### What you need to do
Show all lines of the listing that contain the word "JSON".
··· Task data ···
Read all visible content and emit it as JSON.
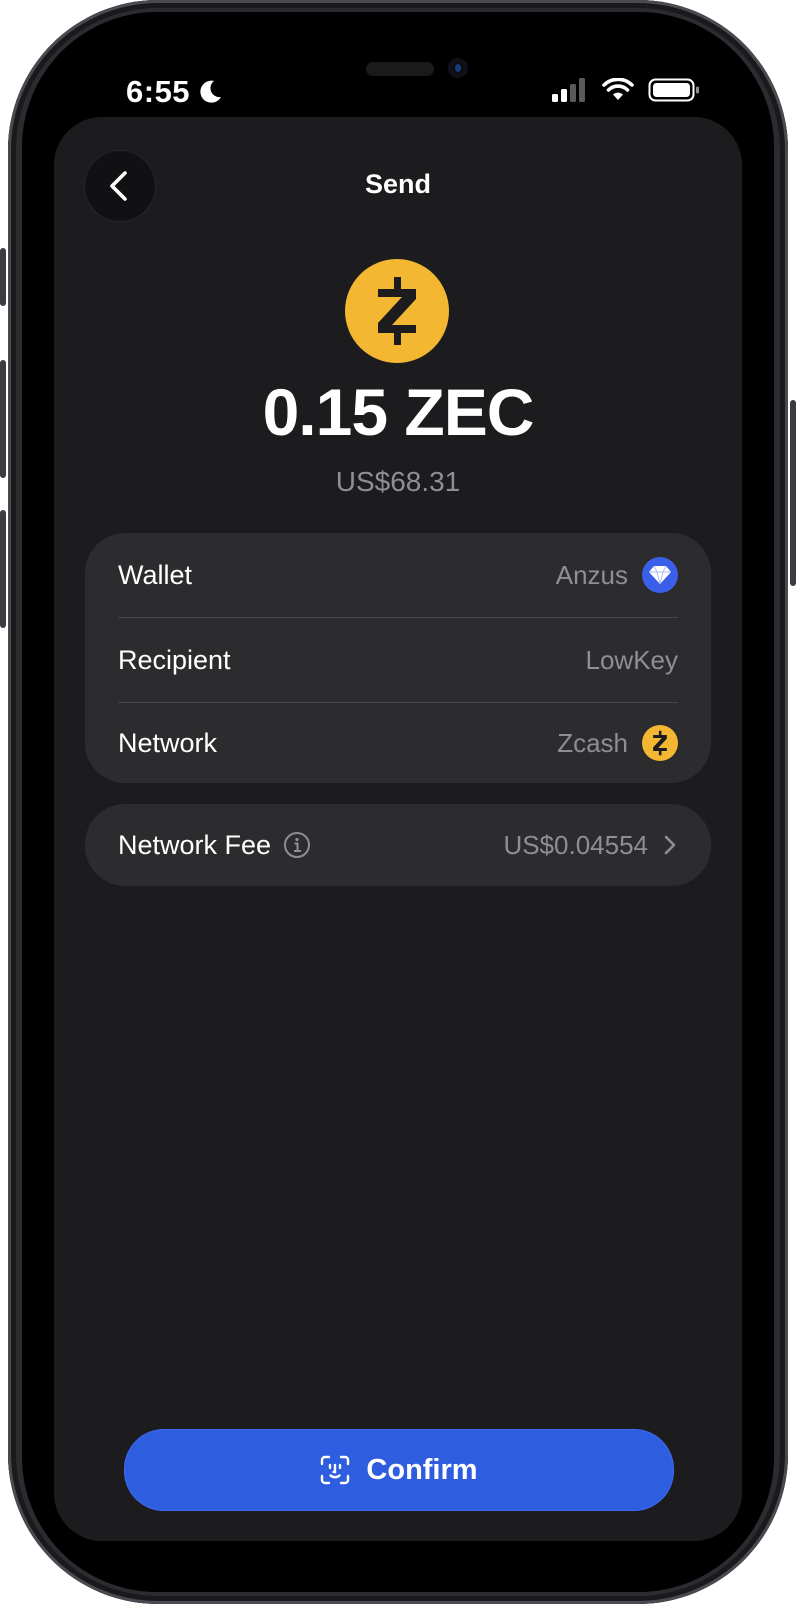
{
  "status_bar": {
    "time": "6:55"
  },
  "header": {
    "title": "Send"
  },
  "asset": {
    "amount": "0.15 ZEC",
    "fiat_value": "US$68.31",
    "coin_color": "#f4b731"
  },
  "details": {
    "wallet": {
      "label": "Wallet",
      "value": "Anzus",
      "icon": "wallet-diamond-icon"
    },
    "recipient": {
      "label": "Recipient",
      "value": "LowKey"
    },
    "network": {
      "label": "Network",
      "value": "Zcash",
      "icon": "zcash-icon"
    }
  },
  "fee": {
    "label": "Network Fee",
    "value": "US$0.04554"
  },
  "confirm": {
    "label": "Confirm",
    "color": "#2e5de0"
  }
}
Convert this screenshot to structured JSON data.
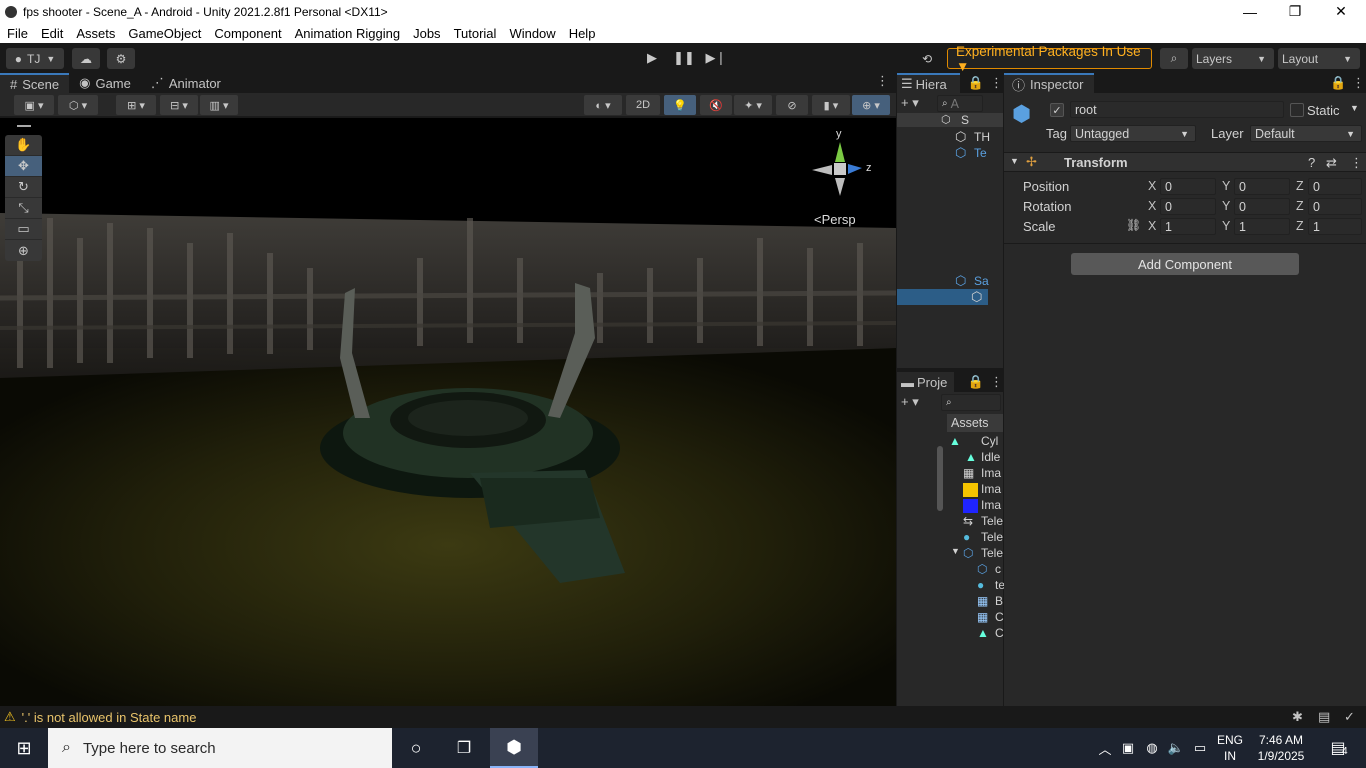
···
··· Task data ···
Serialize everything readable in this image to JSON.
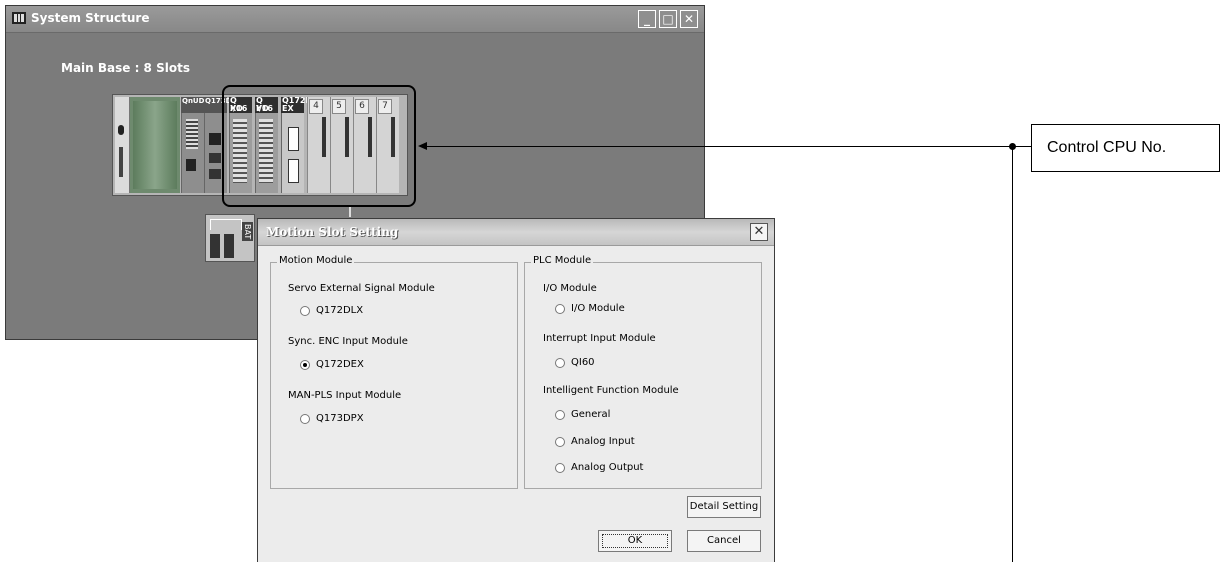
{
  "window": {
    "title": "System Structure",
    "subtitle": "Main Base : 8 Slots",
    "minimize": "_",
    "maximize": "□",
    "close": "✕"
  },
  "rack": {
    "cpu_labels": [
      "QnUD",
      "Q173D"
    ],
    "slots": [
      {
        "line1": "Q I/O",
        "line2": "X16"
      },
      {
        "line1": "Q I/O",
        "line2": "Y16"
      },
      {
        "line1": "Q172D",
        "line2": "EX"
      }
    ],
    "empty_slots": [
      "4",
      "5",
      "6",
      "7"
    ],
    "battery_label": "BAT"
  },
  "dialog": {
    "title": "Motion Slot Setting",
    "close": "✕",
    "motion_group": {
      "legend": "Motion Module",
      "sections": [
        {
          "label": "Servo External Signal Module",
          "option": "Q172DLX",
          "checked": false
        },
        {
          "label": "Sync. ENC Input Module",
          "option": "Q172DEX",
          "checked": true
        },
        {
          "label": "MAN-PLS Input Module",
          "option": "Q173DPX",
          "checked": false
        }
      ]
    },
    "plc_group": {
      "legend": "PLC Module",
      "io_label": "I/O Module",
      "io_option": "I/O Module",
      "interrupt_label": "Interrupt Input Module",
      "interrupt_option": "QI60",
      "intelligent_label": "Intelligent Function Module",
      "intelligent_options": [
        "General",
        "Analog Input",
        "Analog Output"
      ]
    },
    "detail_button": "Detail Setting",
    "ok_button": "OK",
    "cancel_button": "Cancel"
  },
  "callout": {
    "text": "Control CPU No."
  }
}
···
### Solution to this problem
Read all visible content and emit it as JSON.
Convert this screenshot to structured JSON data.
Serialize everything readable in this image to JSON.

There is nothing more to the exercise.